This Congressional action shut off debate and cleared the way for construction of the pipeline (which is scheduled to be completed next July). However, most environmentalists do not now regard the pipeline battle as quixotic, nor do they feel they met outright defeat. The final legislative settlement included a package of stipulations spelling out in detail how and where the pipeline was to be constructed so as to provide maximum protection for land, water, wildlife, scenic and even archaeological resources. Also, the legislation provided for the establishment of a corps of Federal and state inspectors, some 125 of whom are monitoring the pipeline project to ensure that environmental laws and stipulations are being obeyed. Though some attempts by contractors to ignore or circumvent the restraints have been reported, the stipulation-inspector system has protected Alaskan resources better than most environmentalists had thought possible. At the same time, it has not proved nearly as onerous as many oilmen had predicted.

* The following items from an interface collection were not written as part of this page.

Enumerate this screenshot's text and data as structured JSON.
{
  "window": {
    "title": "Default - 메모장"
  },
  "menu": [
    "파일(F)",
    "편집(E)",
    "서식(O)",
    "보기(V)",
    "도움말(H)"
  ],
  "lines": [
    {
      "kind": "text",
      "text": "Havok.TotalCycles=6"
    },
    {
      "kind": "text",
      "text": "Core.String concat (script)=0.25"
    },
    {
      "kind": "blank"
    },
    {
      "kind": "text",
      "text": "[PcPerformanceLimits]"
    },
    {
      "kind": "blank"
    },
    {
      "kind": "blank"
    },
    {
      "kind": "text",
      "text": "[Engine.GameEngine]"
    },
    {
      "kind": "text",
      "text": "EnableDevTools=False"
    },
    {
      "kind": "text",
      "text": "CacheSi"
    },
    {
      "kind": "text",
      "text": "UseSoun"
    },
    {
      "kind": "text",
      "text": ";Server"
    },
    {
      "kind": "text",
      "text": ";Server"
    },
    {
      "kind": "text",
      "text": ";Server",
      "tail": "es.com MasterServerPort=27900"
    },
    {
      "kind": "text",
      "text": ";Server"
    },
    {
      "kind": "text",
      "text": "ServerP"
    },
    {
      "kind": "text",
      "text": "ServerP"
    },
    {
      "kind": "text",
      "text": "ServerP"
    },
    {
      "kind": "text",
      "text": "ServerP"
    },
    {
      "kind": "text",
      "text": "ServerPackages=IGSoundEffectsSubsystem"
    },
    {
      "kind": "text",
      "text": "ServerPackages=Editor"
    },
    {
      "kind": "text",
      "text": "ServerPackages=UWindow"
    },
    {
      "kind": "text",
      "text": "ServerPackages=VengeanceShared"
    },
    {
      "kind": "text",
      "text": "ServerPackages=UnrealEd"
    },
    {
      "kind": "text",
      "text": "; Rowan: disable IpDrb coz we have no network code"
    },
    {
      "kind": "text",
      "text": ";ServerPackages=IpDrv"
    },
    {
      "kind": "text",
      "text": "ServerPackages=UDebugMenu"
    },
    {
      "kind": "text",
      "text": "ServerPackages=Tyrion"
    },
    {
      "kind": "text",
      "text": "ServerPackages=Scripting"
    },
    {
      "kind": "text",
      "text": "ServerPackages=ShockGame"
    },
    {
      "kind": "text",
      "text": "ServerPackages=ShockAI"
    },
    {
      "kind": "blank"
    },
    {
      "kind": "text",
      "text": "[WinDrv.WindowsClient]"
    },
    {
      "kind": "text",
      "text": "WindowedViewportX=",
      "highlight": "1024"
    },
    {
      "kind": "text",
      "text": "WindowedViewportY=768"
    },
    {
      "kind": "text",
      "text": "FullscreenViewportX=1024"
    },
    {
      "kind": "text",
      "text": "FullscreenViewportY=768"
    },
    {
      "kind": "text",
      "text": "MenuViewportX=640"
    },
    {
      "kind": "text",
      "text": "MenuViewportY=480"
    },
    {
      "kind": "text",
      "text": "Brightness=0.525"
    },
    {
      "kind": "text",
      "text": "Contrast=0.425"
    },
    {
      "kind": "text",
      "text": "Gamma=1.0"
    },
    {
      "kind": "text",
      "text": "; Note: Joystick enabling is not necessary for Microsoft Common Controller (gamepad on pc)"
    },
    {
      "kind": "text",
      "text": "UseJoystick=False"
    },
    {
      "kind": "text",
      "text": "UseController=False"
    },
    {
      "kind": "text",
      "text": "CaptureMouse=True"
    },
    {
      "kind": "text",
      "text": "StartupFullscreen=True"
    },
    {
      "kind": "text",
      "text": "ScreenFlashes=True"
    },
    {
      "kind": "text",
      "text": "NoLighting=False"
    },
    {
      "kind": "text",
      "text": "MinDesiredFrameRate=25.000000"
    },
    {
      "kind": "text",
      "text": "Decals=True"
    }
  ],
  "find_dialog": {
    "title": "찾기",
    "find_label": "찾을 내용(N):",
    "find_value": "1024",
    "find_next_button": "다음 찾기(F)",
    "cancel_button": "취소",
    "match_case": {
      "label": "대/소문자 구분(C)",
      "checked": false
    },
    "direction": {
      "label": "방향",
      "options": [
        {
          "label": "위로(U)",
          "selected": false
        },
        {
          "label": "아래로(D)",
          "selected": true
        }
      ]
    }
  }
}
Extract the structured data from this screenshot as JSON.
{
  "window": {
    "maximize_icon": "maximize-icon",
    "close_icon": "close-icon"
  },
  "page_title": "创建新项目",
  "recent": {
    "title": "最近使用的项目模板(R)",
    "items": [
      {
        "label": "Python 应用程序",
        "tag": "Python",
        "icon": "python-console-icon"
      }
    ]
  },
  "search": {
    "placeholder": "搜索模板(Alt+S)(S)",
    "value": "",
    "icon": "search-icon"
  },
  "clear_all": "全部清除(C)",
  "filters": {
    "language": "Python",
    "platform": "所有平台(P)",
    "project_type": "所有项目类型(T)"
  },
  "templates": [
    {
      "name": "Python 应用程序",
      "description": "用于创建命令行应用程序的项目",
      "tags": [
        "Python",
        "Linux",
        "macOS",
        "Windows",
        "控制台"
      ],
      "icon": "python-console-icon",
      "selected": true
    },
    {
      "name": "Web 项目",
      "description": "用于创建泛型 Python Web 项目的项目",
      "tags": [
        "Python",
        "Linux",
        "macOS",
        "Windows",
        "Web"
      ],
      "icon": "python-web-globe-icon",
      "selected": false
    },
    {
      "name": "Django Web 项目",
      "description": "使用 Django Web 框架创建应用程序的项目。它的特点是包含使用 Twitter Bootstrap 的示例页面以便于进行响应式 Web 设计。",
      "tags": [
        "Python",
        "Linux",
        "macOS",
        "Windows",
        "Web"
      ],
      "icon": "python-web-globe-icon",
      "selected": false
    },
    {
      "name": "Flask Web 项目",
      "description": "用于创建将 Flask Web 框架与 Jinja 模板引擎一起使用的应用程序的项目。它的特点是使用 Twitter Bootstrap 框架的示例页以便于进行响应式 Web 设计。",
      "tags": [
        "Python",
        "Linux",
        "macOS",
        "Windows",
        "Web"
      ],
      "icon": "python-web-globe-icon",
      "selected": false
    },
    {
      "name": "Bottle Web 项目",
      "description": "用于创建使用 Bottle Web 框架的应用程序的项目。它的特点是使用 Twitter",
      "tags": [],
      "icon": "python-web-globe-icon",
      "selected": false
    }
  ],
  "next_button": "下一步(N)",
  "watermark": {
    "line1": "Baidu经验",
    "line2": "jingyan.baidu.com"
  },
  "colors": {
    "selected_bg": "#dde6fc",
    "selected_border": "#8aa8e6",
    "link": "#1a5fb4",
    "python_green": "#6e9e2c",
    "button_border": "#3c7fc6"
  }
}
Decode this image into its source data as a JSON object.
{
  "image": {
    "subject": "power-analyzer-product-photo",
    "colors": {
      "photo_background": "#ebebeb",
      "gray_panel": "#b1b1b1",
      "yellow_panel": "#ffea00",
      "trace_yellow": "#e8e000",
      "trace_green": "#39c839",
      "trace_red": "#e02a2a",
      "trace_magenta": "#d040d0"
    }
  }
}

Perhaps of even more importance than the immediate benefit for the Alaskan environment, the pipeline fight, as much as any other single experience, seems to have convinced big industry that it is better to mend its environmental ways moderately than go to the legal mat on every new project. Addressing the National Wildlife Federation last March, Thornton Bradshaw, president of Atlantic Richfield, declared, "I would like to say to those environmentalists who slapped our face in Alaska and elsewhere: 'Thanks, we needed that.'... In our innocent state, we decided that the best way to transport the billions of barrels of oil underlying the permafrost of Prudhoe Bay was to build a large pipeline that would stretch 800 miles from the Arctic Ocean to Valdez, an ice-free port on the Gulf of Alaska—passing through some of the most picturesque and environmentally difficult country in the world. Permafrost? Caribou? Earthquakes? One hundred below zero? We didn't see them as particularly difficult problems. We were wrong, as environmentally minded litigants were quick to point out."